AIM OF THE EXERCISE:
Please write every entry out again, exactly as it reads below.

##############################

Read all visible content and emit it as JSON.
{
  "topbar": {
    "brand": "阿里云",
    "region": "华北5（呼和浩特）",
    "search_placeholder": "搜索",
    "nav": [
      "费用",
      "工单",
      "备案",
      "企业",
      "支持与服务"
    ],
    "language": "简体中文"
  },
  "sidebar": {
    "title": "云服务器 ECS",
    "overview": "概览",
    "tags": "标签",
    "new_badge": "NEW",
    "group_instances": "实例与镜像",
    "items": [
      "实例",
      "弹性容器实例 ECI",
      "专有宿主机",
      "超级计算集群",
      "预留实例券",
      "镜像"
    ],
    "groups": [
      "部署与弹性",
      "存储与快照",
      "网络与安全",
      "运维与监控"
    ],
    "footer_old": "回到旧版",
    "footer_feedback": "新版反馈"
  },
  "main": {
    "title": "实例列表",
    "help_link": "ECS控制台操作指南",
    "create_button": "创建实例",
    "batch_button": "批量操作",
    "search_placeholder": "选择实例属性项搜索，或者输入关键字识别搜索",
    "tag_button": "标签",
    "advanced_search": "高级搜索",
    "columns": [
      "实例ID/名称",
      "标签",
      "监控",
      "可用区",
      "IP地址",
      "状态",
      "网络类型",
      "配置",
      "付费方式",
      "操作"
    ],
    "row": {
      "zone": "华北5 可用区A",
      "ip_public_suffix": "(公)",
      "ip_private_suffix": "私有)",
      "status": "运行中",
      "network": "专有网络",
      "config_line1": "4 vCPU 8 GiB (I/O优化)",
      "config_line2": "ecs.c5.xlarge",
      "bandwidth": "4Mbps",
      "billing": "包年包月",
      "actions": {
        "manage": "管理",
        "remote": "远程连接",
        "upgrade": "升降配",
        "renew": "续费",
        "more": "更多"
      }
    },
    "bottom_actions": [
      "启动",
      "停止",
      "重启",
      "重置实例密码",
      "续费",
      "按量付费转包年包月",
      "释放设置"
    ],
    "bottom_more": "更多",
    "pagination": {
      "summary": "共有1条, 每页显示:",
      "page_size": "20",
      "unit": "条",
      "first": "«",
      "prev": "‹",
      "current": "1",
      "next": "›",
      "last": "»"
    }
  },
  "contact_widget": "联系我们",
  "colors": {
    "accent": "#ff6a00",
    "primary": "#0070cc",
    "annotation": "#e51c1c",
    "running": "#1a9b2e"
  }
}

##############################

RESULT FOR THIS EXERCISE:
Read all visible content and emit it as JSON.
{
  "topbar": {
    "brand": "阿里云",
    "region": "华北5（呼和浩特）",
    "search_placeholder": "搜索",
    "nav": [
      "费用",
      "工单",
      "备案",
      "企业",
      "支持与服务"
    ],
    "language": "简体中文"
  },
  "sidebar": {
    "title": "云服务器 ECS",
    "overview": "概览",
    "tags": "标签",
    "new_badge": "NEW",
    "group_instances": "实例与镜像",
    "items": [
      "实例",
      "弹性容器实例 ECI",
      "专有宿主机",
      "超级计算集群",
      "预留实例券",
      "镜像"
    ],
    "groups": [
      "部署与弹性",
      "存储与快照",
      "网络与安全",
      "运维与监控"
    ],
    "footer_old": "回到旧版",
    "footer_feedback": "新版反馈"
  },
  "main": {
    "title": "实例列表",
    "help_link": "ECS控制台操作指南",
    "create_button": "创建实例",
    "batch_button": "批量操作",
    "search_placeholder": "选择实例属性项搜索，或者输入关键字识别搜索",
    "tag_button": "标签",
    "advanced_search": "高级搜索",
    "columns": [
      "实例ID/名称",
      "标签",
      "监控",
      "可用区",
      "IP地址",
      "状态",
      "网络类型",
      "配置",
      "付费方式",
      "操作"
    ],
    "row": {
      "zone": "华北5 可用区A",
      "ip_public_suffix": "(公)",
      "ip_private_suffix": "私有)",
      "status": "运行中",
      "network": "专有网络",
      "config_line1": "4 vCPU 8 GiB (I/O优化)",
      "config_line2": "ecs.c5.xlarge",
      "bandwidth": "4Mbps",
      "billing": "包年包月",
      "actions": {
        "manage": "管理",
        "remote": "远程连接",
        "upgrade": "升降配",
        "renew": "续费",
        "more": "更多"
      }
    },
    "bottom_actions": [
      "启动",
      "停止",
      "重启",
      "重置实例密码",
      "续费",
      "按量付费转包年包月",
      "释放设置"
    ],
    "bottom_more": "更多",
    "pagination": {
      "summary": "共有1条, 每页显示:",
      "page_size": "20",
      "unit": "条",
      "first": "«",
      "prev": "‹",
      "current": "1",
      "next": "›",
      "last": "»"
    }
  },
  "contact_widget": "联系我们",
  "colors": {
    "accent": "#ff6a00",
    "primary": "#0070cc",
    "annotation": "#e51c1c",
    "running": "#1a9b2e"
  }
}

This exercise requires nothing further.